## How to complete this task
Which lines in the data below contain the word "will"? Return each of them.
___ Dataset excerpts ___
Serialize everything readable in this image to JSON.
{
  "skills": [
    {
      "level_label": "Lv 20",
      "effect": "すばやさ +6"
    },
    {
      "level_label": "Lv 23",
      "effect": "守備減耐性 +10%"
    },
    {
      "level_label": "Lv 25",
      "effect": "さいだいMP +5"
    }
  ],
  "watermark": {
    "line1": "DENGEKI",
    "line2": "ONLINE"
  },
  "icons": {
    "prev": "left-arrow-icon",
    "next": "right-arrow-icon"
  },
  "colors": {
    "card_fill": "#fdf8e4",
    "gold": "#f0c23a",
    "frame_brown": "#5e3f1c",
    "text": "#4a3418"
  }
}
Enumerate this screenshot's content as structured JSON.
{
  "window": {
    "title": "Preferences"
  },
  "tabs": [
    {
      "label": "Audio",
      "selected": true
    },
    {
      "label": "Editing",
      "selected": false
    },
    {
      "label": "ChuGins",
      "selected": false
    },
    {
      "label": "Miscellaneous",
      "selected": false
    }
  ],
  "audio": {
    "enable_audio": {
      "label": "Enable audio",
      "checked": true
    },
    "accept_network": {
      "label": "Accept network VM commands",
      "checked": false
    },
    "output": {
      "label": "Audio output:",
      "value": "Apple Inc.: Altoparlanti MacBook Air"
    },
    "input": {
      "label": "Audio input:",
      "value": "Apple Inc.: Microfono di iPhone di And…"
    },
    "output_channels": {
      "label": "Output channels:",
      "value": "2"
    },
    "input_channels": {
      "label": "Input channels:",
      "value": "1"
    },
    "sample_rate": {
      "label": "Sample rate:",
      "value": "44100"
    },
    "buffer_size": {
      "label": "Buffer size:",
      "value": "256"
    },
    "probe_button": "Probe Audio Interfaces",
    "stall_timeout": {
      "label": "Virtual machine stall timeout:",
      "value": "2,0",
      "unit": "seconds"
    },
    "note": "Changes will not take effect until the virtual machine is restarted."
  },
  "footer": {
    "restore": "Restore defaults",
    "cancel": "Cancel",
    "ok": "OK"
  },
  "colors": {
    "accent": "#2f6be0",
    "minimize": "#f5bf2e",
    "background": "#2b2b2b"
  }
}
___
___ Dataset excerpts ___
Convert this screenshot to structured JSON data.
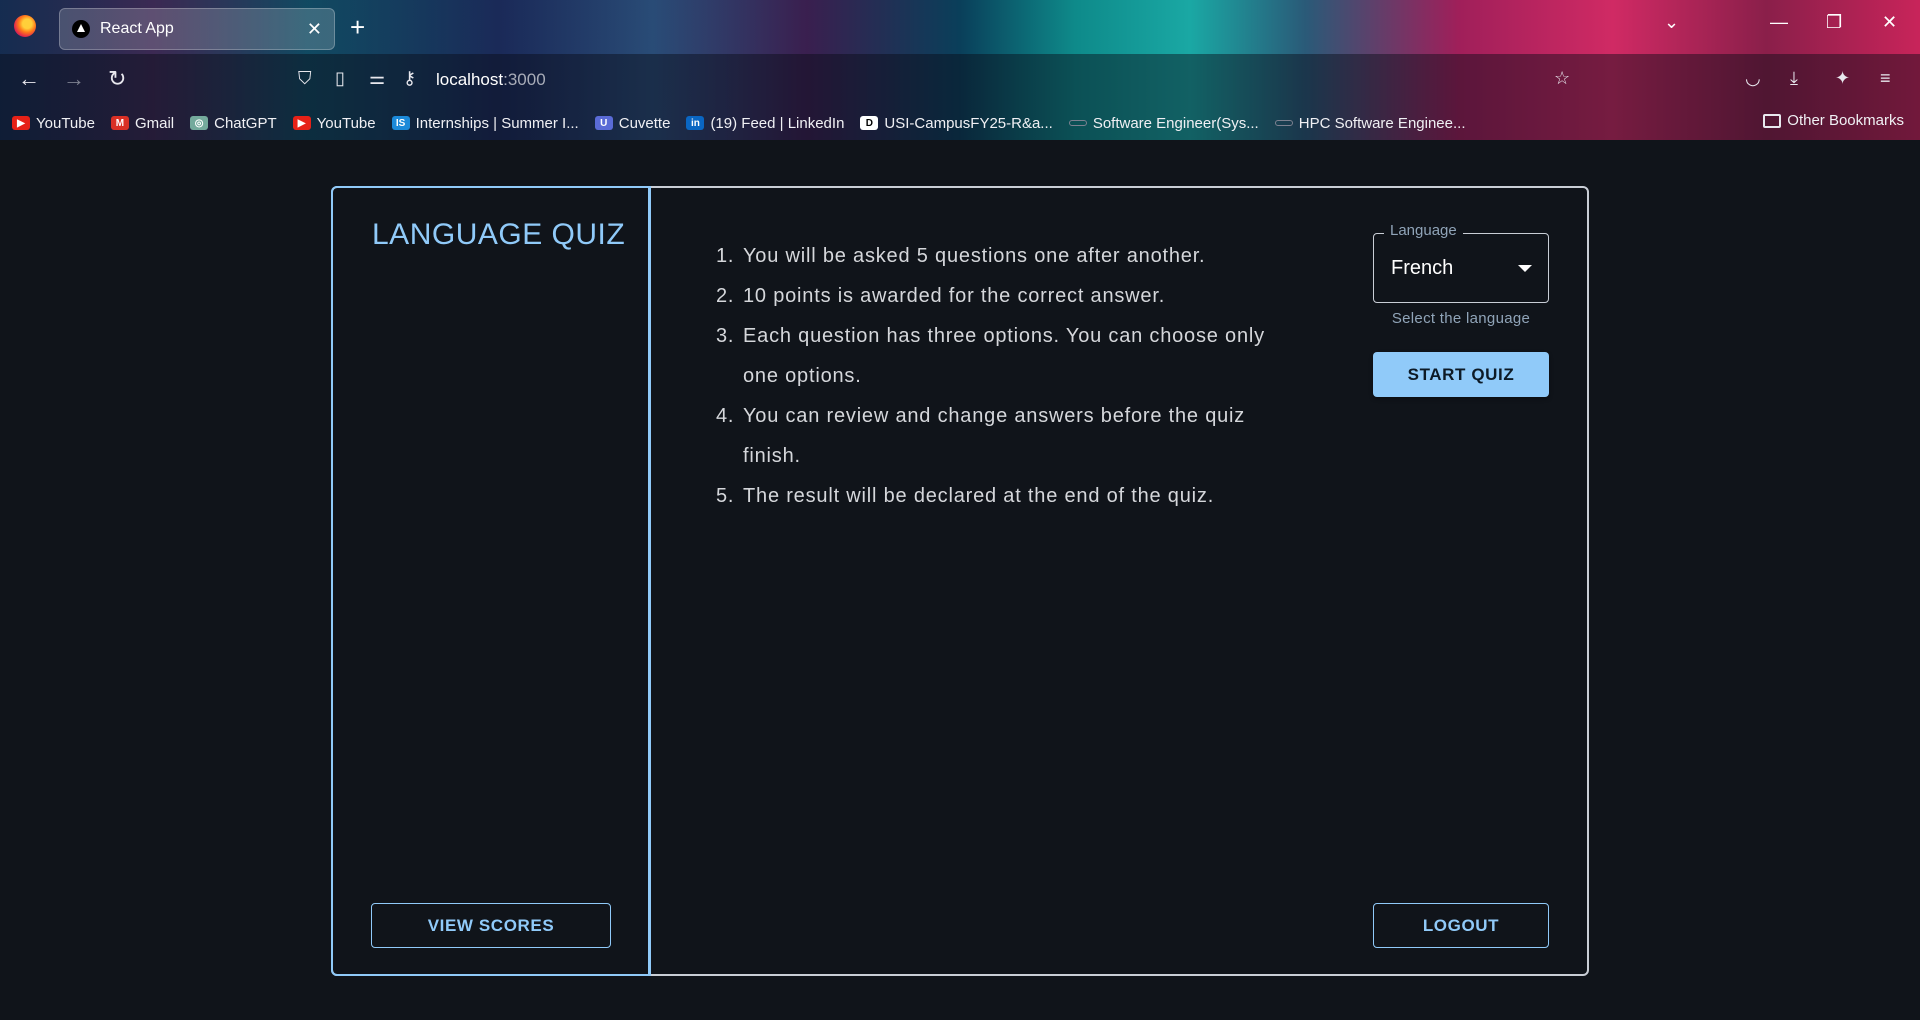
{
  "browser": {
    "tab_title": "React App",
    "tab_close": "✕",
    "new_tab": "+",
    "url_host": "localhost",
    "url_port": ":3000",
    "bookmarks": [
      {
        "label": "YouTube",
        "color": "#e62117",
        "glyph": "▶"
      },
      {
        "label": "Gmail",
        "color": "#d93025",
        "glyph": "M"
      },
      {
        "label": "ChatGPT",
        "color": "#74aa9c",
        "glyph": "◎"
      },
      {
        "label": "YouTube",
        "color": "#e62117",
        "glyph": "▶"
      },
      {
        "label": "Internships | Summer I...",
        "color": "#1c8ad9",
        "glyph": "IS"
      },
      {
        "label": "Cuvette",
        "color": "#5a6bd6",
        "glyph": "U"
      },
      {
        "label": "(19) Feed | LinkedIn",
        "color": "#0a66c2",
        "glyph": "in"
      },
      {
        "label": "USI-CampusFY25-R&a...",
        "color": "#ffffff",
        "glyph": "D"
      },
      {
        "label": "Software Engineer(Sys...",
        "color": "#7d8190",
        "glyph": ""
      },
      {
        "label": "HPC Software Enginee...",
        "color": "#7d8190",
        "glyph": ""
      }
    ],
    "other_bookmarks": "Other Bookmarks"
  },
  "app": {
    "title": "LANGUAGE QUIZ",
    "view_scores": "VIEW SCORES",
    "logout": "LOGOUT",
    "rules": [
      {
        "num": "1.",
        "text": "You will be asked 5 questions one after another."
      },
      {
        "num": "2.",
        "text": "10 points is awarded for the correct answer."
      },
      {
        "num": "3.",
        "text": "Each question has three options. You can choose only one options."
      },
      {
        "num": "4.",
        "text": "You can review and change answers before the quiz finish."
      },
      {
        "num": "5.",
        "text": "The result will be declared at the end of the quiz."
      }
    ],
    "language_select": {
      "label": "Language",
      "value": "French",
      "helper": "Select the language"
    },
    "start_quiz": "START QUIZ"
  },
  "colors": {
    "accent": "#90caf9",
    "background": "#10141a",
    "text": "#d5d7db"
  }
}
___
## Response to this task
    "note": "Changes will not take effect until the virtual machine is restarted."
        "text": "You will be asked 5 questions one after another."
        "text": "The result will be declared at the end of the quiz."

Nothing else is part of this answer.